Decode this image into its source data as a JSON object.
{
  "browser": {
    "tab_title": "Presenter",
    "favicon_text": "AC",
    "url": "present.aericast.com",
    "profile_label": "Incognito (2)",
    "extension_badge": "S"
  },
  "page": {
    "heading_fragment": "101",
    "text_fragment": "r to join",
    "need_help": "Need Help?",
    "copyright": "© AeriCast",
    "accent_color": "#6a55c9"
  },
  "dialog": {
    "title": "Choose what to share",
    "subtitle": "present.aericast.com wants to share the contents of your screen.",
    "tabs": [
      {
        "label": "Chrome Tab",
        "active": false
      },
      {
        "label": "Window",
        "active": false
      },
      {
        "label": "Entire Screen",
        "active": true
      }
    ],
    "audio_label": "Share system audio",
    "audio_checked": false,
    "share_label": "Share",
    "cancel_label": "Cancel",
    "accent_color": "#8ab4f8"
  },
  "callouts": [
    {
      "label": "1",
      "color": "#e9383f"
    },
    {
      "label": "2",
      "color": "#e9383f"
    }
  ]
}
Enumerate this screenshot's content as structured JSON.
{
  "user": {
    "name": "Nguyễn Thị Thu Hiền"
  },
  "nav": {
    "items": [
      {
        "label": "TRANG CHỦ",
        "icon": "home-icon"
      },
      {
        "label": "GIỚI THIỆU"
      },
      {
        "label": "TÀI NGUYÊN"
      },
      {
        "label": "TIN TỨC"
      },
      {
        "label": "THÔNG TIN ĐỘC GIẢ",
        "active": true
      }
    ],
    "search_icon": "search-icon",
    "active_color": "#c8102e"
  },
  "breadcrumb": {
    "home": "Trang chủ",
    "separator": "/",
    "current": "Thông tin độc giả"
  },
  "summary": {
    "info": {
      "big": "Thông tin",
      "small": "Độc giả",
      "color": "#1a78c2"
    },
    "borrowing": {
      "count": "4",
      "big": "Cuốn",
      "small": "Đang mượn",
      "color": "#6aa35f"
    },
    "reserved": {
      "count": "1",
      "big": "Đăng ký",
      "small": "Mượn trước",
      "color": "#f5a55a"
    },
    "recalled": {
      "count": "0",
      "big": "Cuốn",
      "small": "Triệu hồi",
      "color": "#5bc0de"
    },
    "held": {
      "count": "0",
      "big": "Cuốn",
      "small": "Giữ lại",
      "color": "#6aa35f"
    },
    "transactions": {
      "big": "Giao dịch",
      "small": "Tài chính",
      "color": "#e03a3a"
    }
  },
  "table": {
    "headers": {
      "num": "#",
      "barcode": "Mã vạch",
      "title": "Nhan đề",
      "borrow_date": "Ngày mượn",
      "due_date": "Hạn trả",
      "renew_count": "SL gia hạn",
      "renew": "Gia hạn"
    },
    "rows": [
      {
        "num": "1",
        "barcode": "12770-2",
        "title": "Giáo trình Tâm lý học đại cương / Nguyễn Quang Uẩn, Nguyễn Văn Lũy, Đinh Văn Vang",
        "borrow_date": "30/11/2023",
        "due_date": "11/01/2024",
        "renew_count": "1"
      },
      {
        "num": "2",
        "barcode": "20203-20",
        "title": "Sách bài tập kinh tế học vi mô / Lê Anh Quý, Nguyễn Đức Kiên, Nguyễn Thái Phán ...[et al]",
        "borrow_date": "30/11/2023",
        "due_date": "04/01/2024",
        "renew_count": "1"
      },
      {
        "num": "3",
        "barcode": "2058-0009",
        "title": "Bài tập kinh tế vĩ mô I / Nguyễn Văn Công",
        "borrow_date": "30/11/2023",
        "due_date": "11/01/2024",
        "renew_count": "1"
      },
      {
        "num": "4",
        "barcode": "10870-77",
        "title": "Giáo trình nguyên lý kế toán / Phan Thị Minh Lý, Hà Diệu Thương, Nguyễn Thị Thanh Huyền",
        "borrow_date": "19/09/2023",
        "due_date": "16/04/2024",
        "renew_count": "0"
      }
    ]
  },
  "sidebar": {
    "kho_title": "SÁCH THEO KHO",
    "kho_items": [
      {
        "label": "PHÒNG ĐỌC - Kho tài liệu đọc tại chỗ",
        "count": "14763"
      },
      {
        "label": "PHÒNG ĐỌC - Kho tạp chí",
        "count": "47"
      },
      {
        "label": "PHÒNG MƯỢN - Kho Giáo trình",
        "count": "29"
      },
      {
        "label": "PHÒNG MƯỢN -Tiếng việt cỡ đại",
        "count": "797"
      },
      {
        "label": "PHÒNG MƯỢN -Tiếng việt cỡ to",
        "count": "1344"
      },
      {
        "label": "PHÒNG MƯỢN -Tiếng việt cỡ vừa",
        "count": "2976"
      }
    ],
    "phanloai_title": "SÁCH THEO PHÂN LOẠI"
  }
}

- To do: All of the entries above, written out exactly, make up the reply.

- Response:
Decode this image into its source data as a JSON object.
{
  "browser": {
    "tab_title": "Presenter",
    "favicon_text": "AC",
    "url": "present.aericast.com",
    "profile_label": "Incognito (2)",
    "extension_badge": "S"
  },
  "page": {
    "heading_fragment": "101",
    "text_fragment": "r to join",
    "need_help": "Need Help?",
    "copyright": "© AeriCast",
    "accent_color": "#6a55c9"
  },
  "dialog": {
    "title": "Choose what to share",
    "subtitle": "present.aericast.com wants to share the contents of your screen.",
    "tabs": [
      {
        "label": "Chrome Tab",
        "active": false
      },
      {
        "label": "Window",
        "active": false
      },
      {
        "label": "Entire Screen",
        "active": true
      }
    ],
    "audio_label": "Share system audio",
    "audio_checked": false,
    "share_label": "Share",
    "cancel_label": "Cancel",
    "accent_color": "#8ab4f8"
  },
  "callouts": [
    {
      "label": "1",
      "color": "#e9383f"
    },
    {
      "label": "2",
      "color": "#e9383f"
    }
  ]
}
Enumerate this screenshot's content as structured JSON.
{
  "user": {
    "name": "Nguyễn Thị Thu Hiền"
  },
  "nav": {
    "items": [
      {
        "label": "TRANG CHỦ",
        "icon": "home-icon"
      },
      {
        "label": "GIỚI THIỆU"
      },
      {
        "label": "TÀI NGUYÊN"
      },
      {
        "label": "TIN TỨC"
      },
      {
        "label": "THÔNG TIN ĐỘC GIẢ",
        "active": true
      }
    ],
    "search_icon": "search-icon",
    "active_color": "#c8102e"
  },
  "breadcrumb": {
    "home": "Trang chủ",
    "separator": "/",
    "current": "Thông tin độc giả"
  },
  "summary": {
    "info": {
      "big": "Thông tin",
      "small": "Độc giả",
      "color": "#1a78c2"
    },
    "borrowing": {
      "count": "4",
      "big": "Cuốn",
      "small": "Đang mượn",
      "color": "#6aa35f"
    },
    "reserved": {
      "count": "1",
      "big": "Đăng ký",
      "small": "Mượn trước",
      "color": "#f5a55a"
    },
    "recalled": {
      "count": "0",
      "big": "Cuốn",
      "small": "Triệu hồi",
      "color": "#5bc0de"
    },
    "held": {
      "count": "0",
      "big": "Cuốn",
      "small": "Giữ lại",
      "color": "#6aa35f"
    },
    "transactions": {
      "big": "Giao dịch",
      "small": "Tài chính",
      "color": "#e03a3a"
    }
  },
  "table": {
    "headers": {
      "num": "#",
      "barcode": "Mã vạch",
      "title": "Nhan đề",
      "borrow_date": "Ngày mượn",
      "due_date": "Hạn trả",
      "renew_count": "SL gia hạn",
      "renew": "Gia hạn"
    },
    "rows": [
      {
        "num": "1",
        "barcode": "12770-2",
        "title": "Giáo trình Tâm lý học đại cương / Nguyễn Quang Uẩn, Nguyễn Văn Lũy, Đinh Văn Vang",
        "borrow_date": "30/11/2023",
        "due_date": "11/01/2024",
        "renew_count": "1"
      },
      {
        "num": "2",
        "barcode": "20203-20",
        "title": "Sách bài tập kinh tế học vi mô / Lê Anh Quý, Nguyễn Đức Kiên, Nguyễn Thái Phán ...[et al]",
        "borrow_date": "30/11/2023",
        "due_date": "04/01/2024",
        "renew_count": "1"
      },
      {
        "num": "3",
        "barcode": "2058-0009",
        "title": "Bài tập kinh tế vĩ mô I / Nguyễn Văn Công",
        "borrow_date": "30/11/2023",
        "due_date": "11/01/2024",
        "renew_count": "1"
      },
      {
        "num": "4",
        "barcode": "10870-77",
        "title": "Giáo trình nguyên lý kế toán / Phan Thị Minh Lý, Hà Diệu Thương, Nguyễn Thị Thanh Huyền",
        "borrow_date": "19/09/2023",
        "due_date": "16/04/2024",
        "renew_count": "0"
      }
    ]
  },
  "sidebar": {
    "kho_title": "SÁCH THEO KHO",
    "kho_items": [
      {
        "label": "PHÒNG ĐỌC - Kho tài liệu đọc tại chỗ",
        "count": "14763"
      },
      {
        "label": "PHÒNG ĐỌC - Kho tạp chí",
        "count": "47"
      },
      {
        "label": "PHÒNG MƯỢN - Kho Giáo trình",
        "count": "29"
      },
      {
        "label": "PHÒNG MƯỢN -Tiếng việt cỡ đại",
        "count": "797"
      },
      {
        "label": "PHÒNG MƯỢN -Tiếng việt cỡ to",
        "count": "1344"
      },
      {
        "label": "PHÒNG MƯỢN -Tiếng việt cỡ vừa",
        "count": "2976"
      }
    ],
    "phanloai_title": "SÁCH THEO PHÂN LOẠI"
  }
}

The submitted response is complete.